# [What you are asked to do]
Would you please copy every line from the records that contains the word "content"?

-- Recorded information follows --

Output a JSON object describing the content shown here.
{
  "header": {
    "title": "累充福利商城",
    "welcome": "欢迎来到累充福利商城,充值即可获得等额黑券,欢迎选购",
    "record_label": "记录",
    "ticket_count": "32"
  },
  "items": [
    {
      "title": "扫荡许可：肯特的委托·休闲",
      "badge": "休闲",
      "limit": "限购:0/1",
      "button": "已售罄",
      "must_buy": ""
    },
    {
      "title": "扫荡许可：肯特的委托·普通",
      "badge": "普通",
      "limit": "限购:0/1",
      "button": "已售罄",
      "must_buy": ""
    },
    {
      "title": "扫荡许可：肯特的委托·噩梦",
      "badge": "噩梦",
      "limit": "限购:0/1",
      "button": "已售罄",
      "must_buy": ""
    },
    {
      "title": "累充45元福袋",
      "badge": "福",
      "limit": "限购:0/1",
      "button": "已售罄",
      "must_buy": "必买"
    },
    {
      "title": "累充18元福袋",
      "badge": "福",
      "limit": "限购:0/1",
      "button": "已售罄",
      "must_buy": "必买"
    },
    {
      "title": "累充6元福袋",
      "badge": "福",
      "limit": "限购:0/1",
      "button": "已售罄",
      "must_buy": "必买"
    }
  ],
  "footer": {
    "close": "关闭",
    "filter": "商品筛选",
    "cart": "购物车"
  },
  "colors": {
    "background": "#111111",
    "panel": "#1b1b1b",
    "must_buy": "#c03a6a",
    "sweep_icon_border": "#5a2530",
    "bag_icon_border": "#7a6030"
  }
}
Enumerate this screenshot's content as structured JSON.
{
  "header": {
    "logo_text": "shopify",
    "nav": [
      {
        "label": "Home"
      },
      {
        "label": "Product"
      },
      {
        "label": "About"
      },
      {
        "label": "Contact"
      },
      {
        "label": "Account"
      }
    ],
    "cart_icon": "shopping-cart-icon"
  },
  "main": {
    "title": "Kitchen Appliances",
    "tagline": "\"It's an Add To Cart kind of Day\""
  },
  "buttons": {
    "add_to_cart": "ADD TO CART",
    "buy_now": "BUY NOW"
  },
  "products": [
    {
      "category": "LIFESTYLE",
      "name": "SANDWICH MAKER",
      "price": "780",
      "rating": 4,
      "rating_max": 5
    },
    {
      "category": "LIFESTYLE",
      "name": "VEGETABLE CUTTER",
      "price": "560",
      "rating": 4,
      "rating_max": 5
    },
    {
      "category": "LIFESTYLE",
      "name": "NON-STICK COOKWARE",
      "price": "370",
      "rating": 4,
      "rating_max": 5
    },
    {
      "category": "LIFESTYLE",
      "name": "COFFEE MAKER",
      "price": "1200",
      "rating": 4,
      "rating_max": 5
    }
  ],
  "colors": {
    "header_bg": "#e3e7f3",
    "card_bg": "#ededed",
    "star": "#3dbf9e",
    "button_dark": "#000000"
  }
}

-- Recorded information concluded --

# [Reply to the exercise]
Output a JSON object describing the content shown here.
Enumerate this screenshot's content as structured JSON.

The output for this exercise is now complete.